- _DATA SUPPLIED_:
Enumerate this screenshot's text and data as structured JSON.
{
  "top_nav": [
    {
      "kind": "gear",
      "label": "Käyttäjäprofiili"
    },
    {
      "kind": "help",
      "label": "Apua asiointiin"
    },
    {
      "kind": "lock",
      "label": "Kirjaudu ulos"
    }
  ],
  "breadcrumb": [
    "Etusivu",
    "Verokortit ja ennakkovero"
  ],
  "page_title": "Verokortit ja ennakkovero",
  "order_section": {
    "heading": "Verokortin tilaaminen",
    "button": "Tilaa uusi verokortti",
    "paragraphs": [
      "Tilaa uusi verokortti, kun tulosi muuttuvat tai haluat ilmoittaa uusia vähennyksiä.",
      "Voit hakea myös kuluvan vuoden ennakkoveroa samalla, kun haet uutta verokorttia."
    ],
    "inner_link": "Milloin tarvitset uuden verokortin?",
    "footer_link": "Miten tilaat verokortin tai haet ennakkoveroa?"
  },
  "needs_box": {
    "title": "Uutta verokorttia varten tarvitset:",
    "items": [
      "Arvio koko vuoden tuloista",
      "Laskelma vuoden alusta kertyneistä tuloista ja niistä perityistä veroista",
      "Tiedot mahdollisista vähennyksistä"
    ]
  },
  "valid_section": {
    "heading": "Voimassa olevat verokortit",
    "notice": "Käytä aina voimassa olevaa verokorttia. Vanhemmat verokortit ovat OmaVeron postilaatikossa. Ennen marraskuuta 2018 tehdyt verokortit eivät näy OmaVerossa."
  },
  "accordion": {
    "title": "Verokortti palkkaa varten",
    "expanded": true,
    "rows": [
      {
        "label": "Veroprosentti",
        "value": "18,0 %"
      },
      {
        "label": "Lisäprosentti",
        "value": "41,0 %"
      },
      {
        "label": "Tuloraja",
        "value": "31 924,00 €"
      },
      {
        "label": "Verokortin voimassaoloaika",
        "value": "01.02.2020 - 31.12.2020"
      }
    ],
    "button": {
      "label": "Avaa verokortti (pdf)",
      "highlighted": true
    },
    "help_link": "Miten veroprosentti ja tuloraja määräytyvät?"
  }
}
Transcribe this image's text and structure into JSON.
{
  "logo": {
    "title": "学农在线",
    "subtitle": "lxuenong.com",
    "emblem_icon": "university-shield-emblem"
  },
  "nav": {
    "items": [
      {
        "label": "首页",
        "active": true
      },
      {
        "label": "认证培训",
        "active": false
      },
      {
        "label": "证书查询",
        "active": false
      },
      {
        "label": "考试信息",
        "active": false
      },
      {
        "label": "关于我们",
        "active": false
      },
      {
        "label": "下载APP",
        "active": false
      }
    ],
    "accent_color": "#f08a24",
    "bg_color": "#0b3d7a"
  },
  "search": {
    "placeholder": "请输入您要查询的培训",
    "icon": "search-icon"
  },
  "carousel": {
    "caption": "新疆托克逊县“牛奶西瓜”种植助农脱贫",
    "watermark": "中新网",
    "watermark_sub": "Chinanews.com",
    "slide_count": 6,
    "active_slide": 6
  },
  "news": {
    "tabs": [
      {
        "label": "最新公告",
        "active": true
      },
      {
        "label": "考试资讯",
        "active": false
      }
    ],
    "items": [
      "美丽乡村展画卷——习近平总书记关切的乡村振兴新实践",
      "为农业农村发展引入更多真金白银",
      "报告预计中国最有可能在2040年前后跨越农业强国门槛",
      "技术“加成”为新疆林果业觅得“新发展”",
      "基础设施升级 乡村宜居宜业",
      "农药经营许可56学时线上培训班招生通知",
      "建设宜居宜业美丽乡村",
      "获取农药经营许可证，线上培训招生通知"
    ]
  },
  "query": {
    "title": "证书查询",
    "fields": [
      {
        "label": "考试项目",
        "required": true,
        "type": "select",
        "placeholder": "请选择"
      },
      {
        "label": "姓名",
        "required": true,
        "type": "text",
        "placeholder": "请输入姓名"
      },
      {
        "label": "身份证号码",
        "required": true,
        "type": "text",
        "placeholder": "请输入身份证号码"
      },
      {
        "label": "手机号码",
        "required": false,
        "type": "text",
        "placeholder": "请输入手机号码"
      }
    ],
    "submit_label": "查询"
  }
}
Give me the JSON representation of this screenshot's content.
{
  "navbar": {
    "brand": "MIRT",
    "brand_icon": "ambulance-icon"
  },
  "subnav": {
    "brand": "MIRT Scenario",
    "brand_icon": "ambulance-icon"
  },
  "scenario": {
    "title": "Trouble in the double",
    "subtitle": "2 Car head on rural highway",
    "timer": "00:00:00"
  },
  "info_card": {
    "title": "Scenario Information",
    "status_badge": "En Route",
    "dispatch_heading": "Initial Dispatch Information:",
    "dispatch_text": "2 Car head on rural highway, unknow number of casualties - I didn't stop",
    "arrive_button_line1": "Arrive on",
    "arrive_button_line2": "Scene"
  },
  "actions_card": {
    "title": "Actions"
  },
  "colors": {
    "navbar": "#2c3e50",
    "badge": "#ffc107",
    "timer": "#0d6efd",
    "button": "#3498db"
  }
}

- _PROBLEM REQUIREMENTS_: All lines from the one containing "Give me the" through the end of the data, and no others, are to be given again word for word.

- _FINISHED EXERCISE_:
Give me the JSON representation of this screenshot's content.
{
  "navbar": {
    "brand": "MIRT",
    "brand_icon": "ambulance-icon"
  },
  "subnav": {
    "brand": "MIRT Scenario",
    "brand_icon": "ambulance-icon"
  },
  "scenario": {
    "title": "Trouble in the double",
    "subtitle": "2 Car head on rural highway",
    "timer": "00:00:00"
  },
  "info_card": {
    "title": "Scenario Information",
    "status_badge": "En Route",
    "dispatch_heading": "Initial Dispatch Information:",
    "dispatch_text": "2 Car head on rural highway, unknow number of casualties - I didn't stop",
    "arrive_button_line1": "Arrive on",
    "arrive_button_line2": "Scene"
  },
  "actions_card": {
    "title": "Actions"
  },
  "colors": {
    "navbar": "#2c3e50",
    "badge": "#ffc107",
    "timer": "#0d6efd",
    "button": "#3498db"
  }
}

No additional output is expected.